HAVERHILL — Mayor James Fiorentini tried to calm the City Council last night about the possibility of a medical marijuana dispensary opening in Haverhill.
“No one can even apply for a license until the state issues its regulations,” Fiorentini said. “There’s no need to panic on this.”
The use of medical marijuana in Massachusetts was approved by 63 percent of voters in the Nov. 6 general election. The dispensaries will be overseen by the state Department of Public Health, which has until April to release specific regulations.
Concerns for what the city can do to prepare for the possibility of a medical marijuana dispensary came up last night. Councilor William Macek said it is time for the city to come up with a plan to deal with a request to open a dispensary.
“It’s somewhat rushing upon us,” Macek said, about the new law set to take effect Jan. 1. The law removes state criminal and civil penalties for medical marijuana use for patients with certain debilitating conditions. It also provides for 35 nonprofit medical marijuana treatment centers throughout the state, with no more than five in each county. The centers may grow, process and provide marijuana to patients who have a prescription from a doctor.

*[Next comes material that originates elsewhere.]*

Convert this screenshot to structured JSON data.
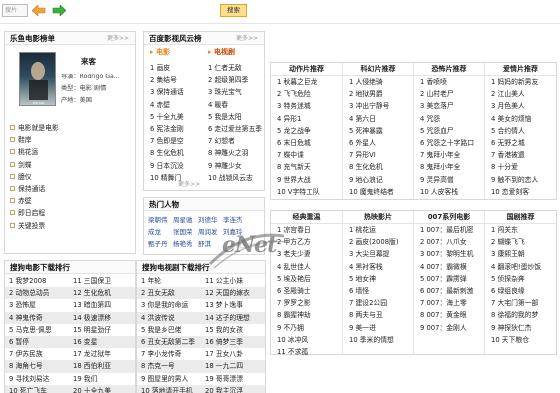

“We should be proactive rather than reactive,” Macek said. “I don’t want to end up in a situation where something, through a court battle, ends up being brought to the city, like it or not, in a certain area or a certain location or building.”

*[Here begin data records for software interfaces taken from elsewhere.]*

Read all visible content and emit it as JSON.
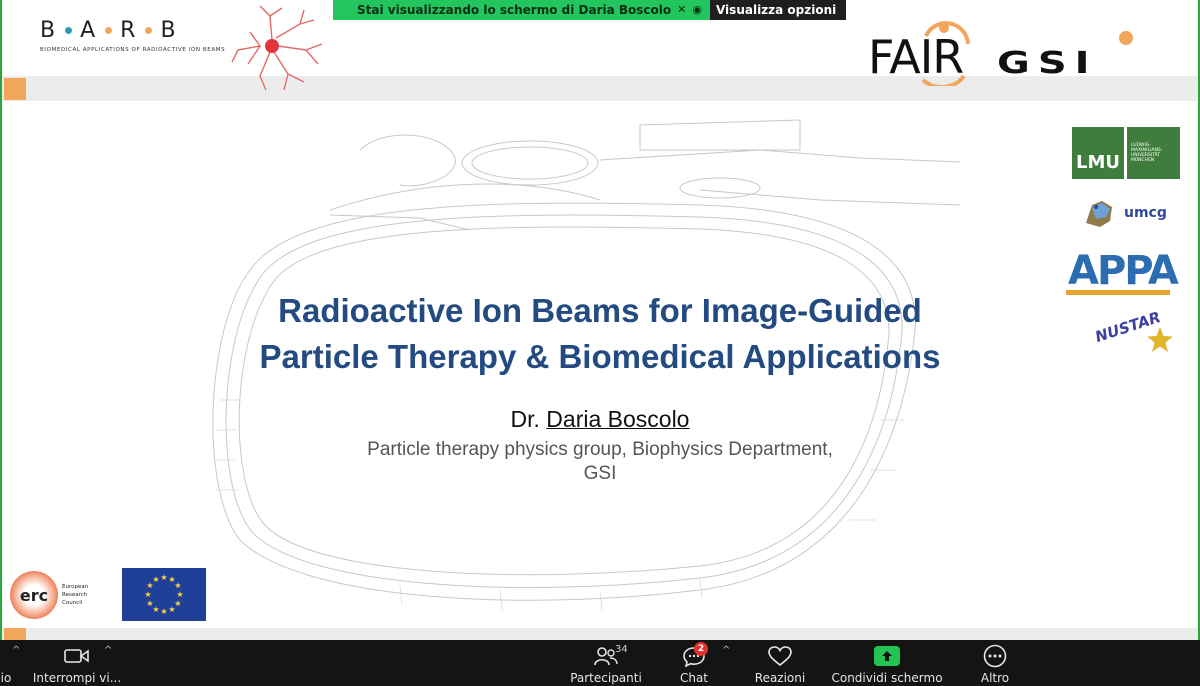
{
  "banner": {
    "message": "Stai visualizzando lo schermo di  Daria Boscolo",
    "options_label": "Visualizza opzioni"
  },
  "slide": {
    "barb": {
      "letters": [
        "B",
        "A",
        "R",
        "B"
      ],
      "subtitle": "BIOMEDICAL APPLICATIONS OF RADIOACTIVE ION BEAMS",
      "dot_colors": [
        "#2a9bb0",
        "#f2a65a",
        "#f2a65a"
      ]
    },
    "fair_label": "FAIR",
    "gsi_label": "GSI",
    "lmu": {
      "short": "LMU",
      "long_lines": [
        "LUDWIG-",
        "MAXIMILIANS-",
        "UNIVERSITÄT",
        "MÜNCHEN"
      ]
    },
    "umcg_label": "umcg",
    "appa_label": "APPA",
    "nustar_label": "NUSTAR",
    "erc": {
      "mark": "erc",
      "lines": [
        "European",
        "Research",
        "Council"
      ]
    },
    "title_lines": [
      "Radioactive Ion Beams for Image-Guided",
      "Particle Therapy & Biomedical Applications"
    ],
    "speaker": {
      "prefix": "Dr.",
      "name": "Daria Boscolo"
    },
    "affiliation_lines": [
      "Particle therapy physics group, Biophysics Department,",
      "GSI"
    ],
    "accent_color": "#f2a65a",
    "title_color": "#234b82"
  },
  "toolbar": {
    "audio_label": "io",
    "video_label": "Interrompi vi...",
    "participants_label": "Partecipanti",
    "participants_count": "34",
    "chat_label": "Chat",
    "chat_badge": "2",
    "reactions_label": "Reazioni",
    "share_label": "Condividi schermo",
    "more_label": "Altro",
    "share_color": "#23c552"
  }
}
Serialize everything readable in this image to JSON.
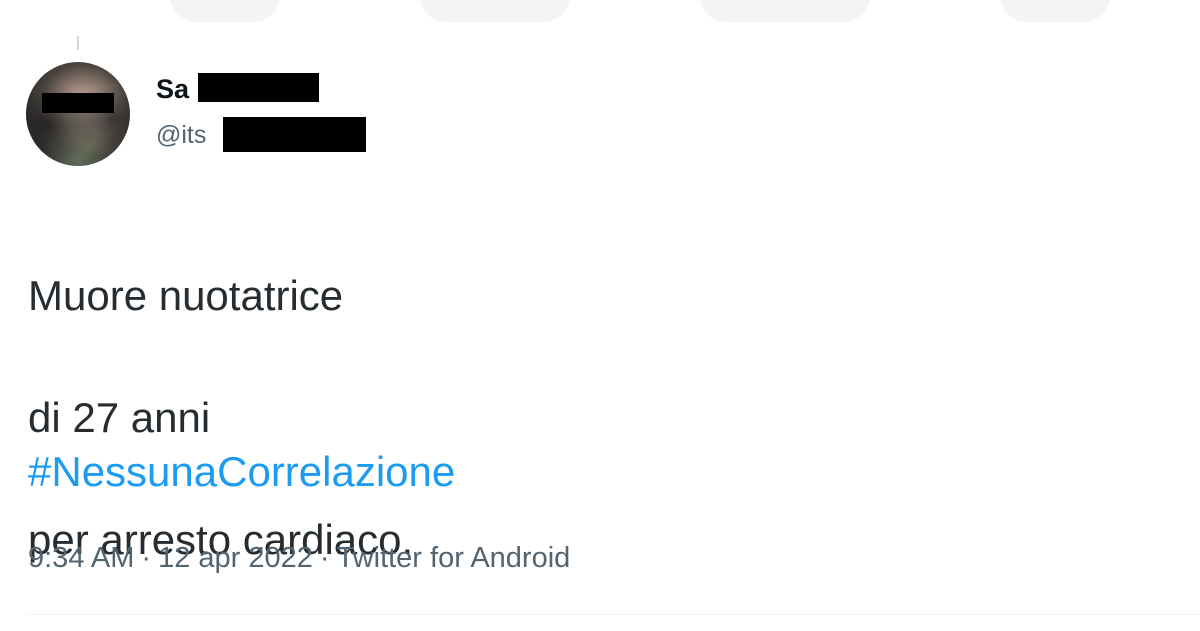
{
  "tweet": {
    "author": {
      "display_name_visible": "Sa",
      "handle_visible": "@its"
    },
    "text_lines": [
      "Muore nuotatrice",
      "di 27 anni",
      "per arresto cardiaco."
    ],
    "hashtag": "#NessunaCorrelazione",
    "meta": {
      "time": "9:34 AM",
      "separator": "·",
      "date": "12 apr 2022",
      "source": "Twitter for Android"
    }
  },
  "colors": {
    "link": "#1d9bf0",
    "secondary_text": "#536471",
    "primary_text": "#0f1419",
    "divider": "#eff3f4"
  },
  "icons": [
    "avatar-image"
  ]
}
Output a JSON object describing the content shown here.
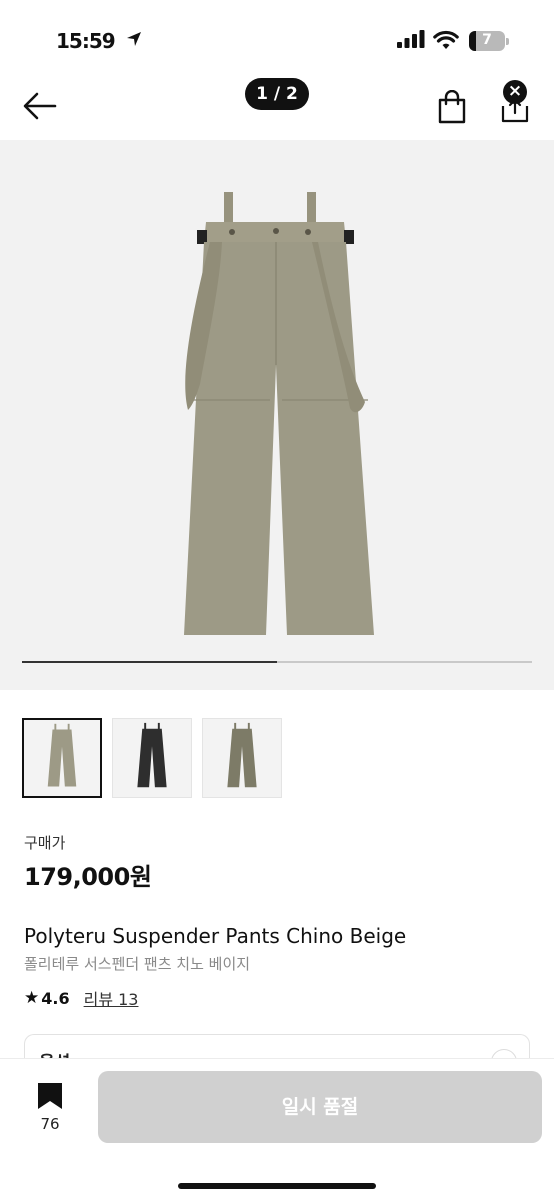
{
  "status_bar": {
    "time": "15:59",
    "battery_level": "7",
    "battery_fraction": 0.2
  },
  "header": {
    "page_indicator": "1 / 2",
    "close_badge": "×"
  },
  "gallery": {
    "position_fraction": 0.5,
    "thumbnail_count": 3,
    "selected_thumbnail": 0
  },
  "product": {
    "price_label": "구매가",
    "price": "179,000원",
    "name": "Polyteru Suspender Pants Chino Beige",
    "name_ko": "폴리테루 서스펜더 팬츠 치노 베이지",
    "rating_star": "★",
    "rating": "4.6",
    "review_link": "리뷰 13"
  },
  "options": {
    "label": "옵션"
  },
  "bottom_bar": {
    "bookmark_count": "76",
    "soldout_label": "일시 품절"
  },
  "colors": {
    "accent": "#111111",
    "disabled_button": "#d0d0d0",
    "pants_beige": "#9d9a86",
    "pants_black": "#2e2e2e",
    "pants_olive": "#7d7b67",
    "image_bg": "#f2f2f2"
  },
  "icons": {
    "back": "arrow-left-icon",
    "cart": "shopping-bag-icon",
    "share": "share-icon",
    "close": "close-icon",
    "bookmark": "bookmark-icon",
    "star": "star-icon"
  }
}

“Just as we have had to do with adult zones...that every city has to at least provide an area, you can’t zone them out,” he said.
Macek said he provided each council member with a copy of a zoning amendment passed by the town of Wakefield last month. Macek said Wakefield amended its rules to not allow medical marijuana centers in any of its zoned districts.